Generally speaking, a triathlete’s carbohydrate needs during a race vary depending on the course and intensity. A good rule of thumb for female triathletes is to consume at least 40 to 50 grams of carbohydrate per hour, with males needing a minimum of 60 grams per hour. However, finding the optimal dose for each athlete takes time and experimentation.
Because solid foods can cause gastrointestinal distress and are impractical to carry on the course, triathletes usually turn to gels and sports drinks for carbohydrate fuel during races. Sports drinks are well tolerated and provide the fluid, carbohydrates, and sodium necessary for athletic performance. They are my go-to recommendation for in-race fueling because they are widely available on most racecourses.
Many triathletes prefer to use gels during races, though, the majority of which are made up of a highly concentrated form of glucose called maltodextrin. Some athletes can be sensitive to large amounts of maltodextrin and experience belly bloating and other gastric distress when they consume it. To avoid this, I advise clients to pick gels that don’t include maltodextrin or select a chew or blok, which typically don’t contain maltodextrin.
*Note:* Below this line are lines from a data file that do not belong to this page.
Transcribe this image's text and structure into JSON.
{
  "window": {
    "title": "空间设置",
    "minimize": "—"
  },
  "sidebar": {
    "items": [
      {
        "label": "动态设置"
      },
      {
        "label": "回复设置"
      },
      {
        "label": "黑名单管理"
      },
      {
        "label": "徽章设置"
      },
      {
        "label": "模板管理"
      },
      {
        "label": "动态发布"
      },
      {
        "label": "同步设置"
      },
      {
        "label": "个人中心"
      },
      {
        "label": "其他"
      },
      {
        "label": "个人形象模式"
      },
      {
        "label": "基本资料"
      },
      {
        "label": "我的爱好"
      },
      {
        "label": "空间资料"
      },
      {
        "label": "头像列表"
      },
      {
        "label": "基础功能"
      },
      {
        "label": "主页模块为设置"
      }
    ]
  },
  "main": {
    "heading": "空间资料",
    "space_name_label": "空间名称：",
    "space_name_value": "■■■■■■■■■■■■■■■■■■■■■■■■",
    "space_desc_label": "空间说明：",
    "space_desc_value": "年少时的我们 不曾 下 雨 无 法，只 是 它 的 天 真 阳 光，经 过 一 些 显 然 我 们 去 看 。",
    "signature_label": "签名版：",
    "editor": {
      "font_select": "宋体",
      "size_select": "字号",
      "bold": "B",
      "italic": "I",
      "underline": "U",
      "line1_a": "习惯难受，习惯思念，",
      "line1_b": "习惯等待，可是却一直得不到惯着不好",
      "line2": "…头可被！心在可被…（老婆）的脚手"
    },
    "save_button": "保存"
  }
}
Athletes should always dilute the gels, chews, or bloks by consuming them with at least six ounces of water.
Whether they choose sports drinks or gels, I always tell triathletes to pack an additional carb source during a race “just in case.” It only takes a bottle of sports drink being launched off their bike for them to understand how important it is. By always having an extra bottle or pack of gels, they will always have an energy source available.
Although the race ends at the finish line, fueling does not. Recovery nutrition is incredibly important after the race. Most events offer a selection of carb- and protein-rich snacks at the finish line, such as chocolate milk, bagels, and bananas, but some athletes keep a cooler in their car with recovery foods they enjoy. Within a couple of hours after the race, triathletes should aim to eat a balanced meal.
Regardless of whether they are training or competing, the most important nutrition-related task for triathletes is knowing what their body needs and responding properly. When triathletes learn to master this skill, they will see the results on the course.
Triathlon became an NCAA Emerging Sport for Women in 2014 and has a strong club presence at the collegiate level. If at least 40 schools add varsity triathlon programs over the next 10 years, it will become a fully sanctioned NCAA championship sport. As the Team Dietitian for Northwestern University’s triathlon club team for the past five years, I’ve learned that nutrition for collegiate triathletes has its own unique challenges.
For instance, some athletes depend on the school’s food service facilities for their meals, while others live off campus and have to rely on their own skills to plan and prepare food. As Team Dietitian, I try to appeal to both groups by presenting sports nutrition clinics several times a year, providing individual consultations, and helping athletes prepare nutrition plans for competitions. When I’m not with the team, I know I can rely on one or two athletes I have trained to provide basic sports nutrition advice, like reminding everyone to fuel and hydrate during long bike workouts. Our team also collaborates with a chef for classes on how to prepare pre-exercise and recovery snacks, as well as batch cooking techniques.
One of the biggest challenges when working with collegiate triathletes is making sure they take in enough calories and protein as their training increases. Healthy snacking becomes very important, and to help with this, the team coordinates large orders of Clif and fig bars.
Planning for adequate recovery meals after late-night workouts is difficult, too. These are very hard workouts, and even after their typical recovery snack, some athletes wake up starving in the middle of the night. Our solution is to come up with snacks that provide adequate calories and protein to allow for a restful night’s sleep.